Defund the Police, or Reform Them? AF-Detroit Discusses
On Tuesday, July 21, the AF-Detroit hosted its latest event, which proved to be engaging and thought provoking. Speakers James Craig, Detroit’s chief of police, and Amanda Burgess Proctor, professor of criminal justice reform, gave listeners a crash course in police reform and criminal justice reform. The topics covered included: defunding the police, police unions, police reform, restorative justice and criminal justice reform alternatives. Attendees ranged from business leaders to non-profit leaders, and everything Michigan in between. The diversity made for a surprisingly lively discussion.
Chief James Craig, who has years of experience leading police agencies in Cincinatti and Portland, ME, began by talking about his life as a young Black officer in Detroit, dealing with racial discrimination on the police force as a young cadet, then being laid-off after the recession in the 70’s, and eventually working to become police chief in 3 different cities. He connected the term of ‘defunding the police’ with officers being laid off, streets being less safe in Detroit’s most vulnerable neighborhoods, and the impact that budget cuts have on public safety. Craig was quick to defend police, saying, “Our Officers are heroes, simply because they put their lives on the line daily.”

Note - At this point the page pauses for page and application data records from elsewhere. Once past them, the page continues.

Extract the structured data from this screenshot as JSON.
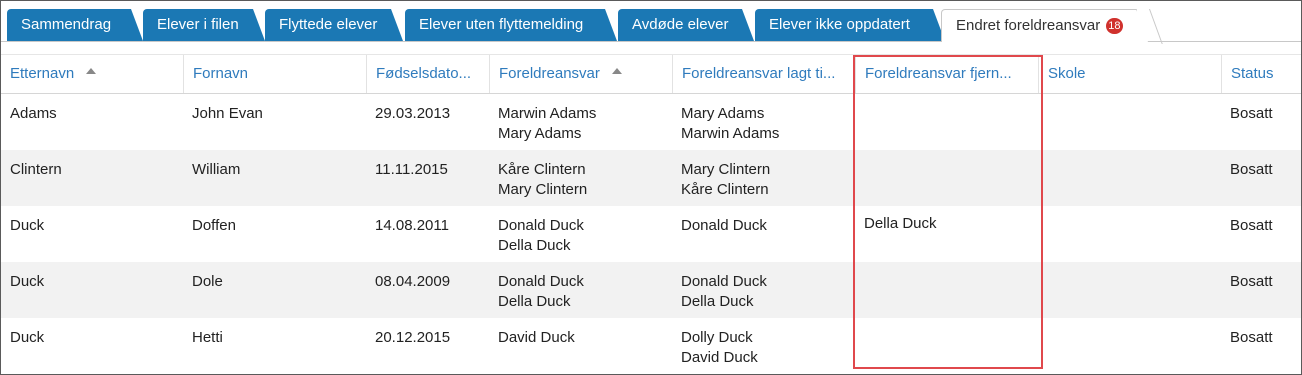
{
  "tabs": [
    {
      "label": "Sammendrag"
    },
    {
      "label": "Elever i filen"
    },
    {
      "label": "Flyttede elever"
    },
    {
      "label": "Elever uten flyttemelding"
    },
    {
      "label": "Avdøde elever"
    },
    {
      "label": "Elever ikke oppdatert"
    },
    {
      "label": "Endret foreldreansvar",
      "badge": "18",
      "active": true
    }
  ],
  "table": {
    "columns": [
      {
        "label": "Etternavn",
        "sorted": true
      },
      {
        "label": "Fornavn"
      },
      {
        "label": "Fødselsdato..."
      },
      {
        "label": "Foreldreansvar",
        "sorted": true
      },
      {
        "label": "Foreldreansvar lagt ti..."
      },
      {
        "label": "Foreldreansvar fjern..."
      },
      {
        "label": "Skole"
      },
      {
        "label": "Status"
      }
    ],
    "rows": [
      {
        "etternavn": "Adams",
        "fornavn": "John Evan",
        "fodselsdato": "29.03.2013",
        "foreldreansvar": [
          "Marwin Adams",
          "Mary Adams"
        ],
        "lagt_til": [
          "Mary Adams",
          "Marwin Adams"
        ],
        "fjernet": [],
        "skole": "",
        "status": "Bosatt"
      },
      {
        "etternavn": "Clintern",
        "fornavn": "William",
        "fodselsdato": "11.11.2015",
        "foreldreansvar": [
          "Kåre Clintern",
          "Mary Clintern"
        ],
        "lagt_til": [
          "Mary Clintern",
          "Kåre Clintern"
        ],
        "fjernet": [],
        "skole": "",
        "status": "Bosatt"
      },
      {
        "etternavn": "Duck",
        "fornavn": "Doffen",
        "fodselsdato": "14.08.2011",
        "foreldreansvar": [
          "Donald Duck",
          "Della Duck"
        ],
        "lagt_til": [
          "Donald Duck"
        ],
        "fjernet": [
          "Della Duck"
        ],
        "skole": "",
        "status": "Bosatt"
      },
      {
        "etternavn": "Duck",
        "fornavn": "Dole",
        "fodselsdato": "08.04.2009",
        "foreldreansvar": [
          "Donald Duck",
          "Della Duck"
        ],
        "lagt_til": [
          "Donald Duck",
          "Della Duck"
        ],
        "fjernet": [],
        "skole": "",
        "status": "Bosatt"
      },
      {
        "etternavn": "Duck",
        "fornavn": "Hetti",
        "fodselsdato": "20.12.2015",
        "foreldreansvar": [
          "David Duck"
        ],
        "lagt_til": [
          "Dolly Duck",
          "David Duck"
        ],
        "fjernet": [],
        "skole": "",
        "status": "Bosatt"
      }
    ]
  },
  "colors": {
    "tab_bg": "#1b78b4",
    "header_text": "#2f7bbd",
    "badge": "#d0312d",
    "highlight": "#e0484c"
  }
}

Amanda Burgess Proctor, whose professorial style matched her more progressive position, challenged the meaning of criminal justice reform, ”and observ[ed] the gaps, misinterpretations and biased data around those being policed.” In her comments, she talked about restorative justice and the use of alternative methods of enforcing the laws, without the use of excessive force and jail sentences. Though she did not concede that police reform wasn’t necessary, she remained firm in her assertion that the criminal justice system has significant social biases that must be addressed in a free society.

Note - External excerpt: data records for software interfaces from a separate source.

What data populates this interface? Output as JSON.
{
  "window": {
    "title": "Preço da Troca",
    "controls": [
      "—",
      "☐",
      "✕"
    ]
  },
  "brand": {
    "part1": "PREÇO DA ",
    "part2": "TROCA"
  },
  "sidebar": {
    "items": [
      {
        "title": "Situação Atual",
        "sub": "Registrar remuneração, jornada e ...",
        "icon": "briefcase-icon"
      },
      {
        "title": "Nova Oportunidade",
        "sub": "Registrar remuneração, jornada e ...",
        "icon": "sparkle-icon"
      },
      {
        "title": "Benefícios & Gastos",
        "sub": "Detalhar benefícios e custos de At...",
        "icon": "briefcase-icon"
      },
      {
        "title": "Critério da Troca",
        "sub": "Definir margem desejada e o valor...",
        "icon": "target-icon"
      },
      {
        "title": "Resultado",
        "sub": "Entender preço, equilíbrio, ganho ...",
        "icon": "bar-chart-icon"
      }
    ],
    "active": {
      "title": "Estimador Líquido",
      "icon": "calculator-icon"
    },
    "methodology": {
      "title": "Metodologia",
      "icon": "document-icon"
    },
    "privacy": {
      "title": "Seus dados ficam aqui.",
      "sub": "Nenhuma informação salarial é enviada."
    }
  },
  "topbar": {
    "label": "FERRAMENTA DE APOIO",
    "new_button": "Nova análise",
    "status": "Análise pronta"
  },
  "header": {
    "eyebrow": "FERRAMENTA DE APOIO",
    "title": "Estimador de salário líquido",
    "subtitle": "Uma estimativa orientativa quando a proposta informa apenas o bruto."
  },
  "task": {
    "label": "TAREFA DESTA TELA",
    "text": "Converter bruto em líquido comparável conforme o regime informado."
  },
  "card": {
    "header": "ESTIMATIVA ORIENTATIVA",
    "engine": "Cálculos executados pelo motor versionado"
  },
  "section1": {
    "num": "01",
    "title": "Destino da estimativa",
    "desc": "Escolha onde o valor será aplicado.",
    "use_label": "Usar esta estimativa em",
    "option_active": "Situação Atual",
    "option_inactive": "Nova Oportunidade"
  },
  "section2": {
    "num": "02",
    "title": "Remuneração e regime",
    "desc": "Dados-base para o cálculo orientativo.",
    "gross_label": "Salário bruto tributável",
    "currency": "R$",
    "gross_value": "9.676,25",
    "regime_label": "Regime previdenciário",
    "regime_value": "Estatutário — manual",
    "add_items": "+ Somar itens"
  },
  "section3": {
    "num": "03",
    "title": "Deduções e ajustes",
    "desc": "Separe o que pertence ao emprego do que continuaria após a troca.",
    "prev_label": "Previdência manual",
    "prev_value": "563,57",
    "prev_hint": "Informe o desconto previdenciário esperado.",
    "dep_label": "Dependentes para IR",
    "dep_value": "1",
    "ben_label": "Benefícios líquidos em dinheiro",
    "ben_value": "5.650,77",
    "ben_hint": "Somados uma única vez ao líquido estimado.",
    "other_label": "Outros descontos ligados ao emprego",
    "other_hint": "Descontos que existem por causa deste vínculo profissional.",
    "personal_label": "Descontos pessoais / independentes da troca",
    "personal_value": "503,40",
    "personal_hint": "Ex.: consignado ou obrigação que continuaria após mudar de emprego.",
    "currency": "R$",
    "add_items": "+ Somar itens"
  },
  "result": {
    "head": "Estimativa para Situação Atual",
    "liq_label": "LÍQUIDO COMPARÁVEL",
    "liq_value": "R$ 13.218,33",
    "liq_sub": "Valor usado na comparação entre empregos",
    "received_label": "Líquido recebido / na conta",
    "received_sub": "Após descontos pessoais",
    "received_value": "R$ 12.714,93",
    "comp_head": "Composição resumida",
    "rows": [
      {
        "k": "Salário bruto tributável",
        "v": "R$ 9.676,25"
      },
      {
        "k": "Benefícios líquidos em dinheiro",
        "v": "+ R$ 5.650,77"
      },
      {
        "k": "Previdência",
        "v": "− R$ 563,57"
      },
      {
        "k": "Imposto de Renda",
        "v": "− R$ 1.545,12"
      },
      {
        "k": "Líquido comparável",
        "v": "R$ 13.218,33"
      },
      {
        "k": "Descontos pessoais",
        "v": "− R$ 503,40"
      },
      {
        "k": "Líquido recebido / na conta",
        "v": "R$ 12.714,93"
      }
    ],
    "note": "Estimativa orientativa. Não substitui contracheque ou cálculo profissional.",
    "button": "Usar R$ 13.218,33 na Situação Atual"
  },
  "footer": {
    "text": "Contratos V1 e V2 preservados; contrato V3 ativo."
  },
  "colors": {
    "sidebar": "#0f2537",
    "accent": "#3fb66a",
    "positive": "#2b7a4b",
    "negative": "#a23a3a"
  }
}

Both speakers were dynamic, very honest in their comments and straight to the point. Throughout the presentations, the Q&A section continued with personal debates until the end of the talk.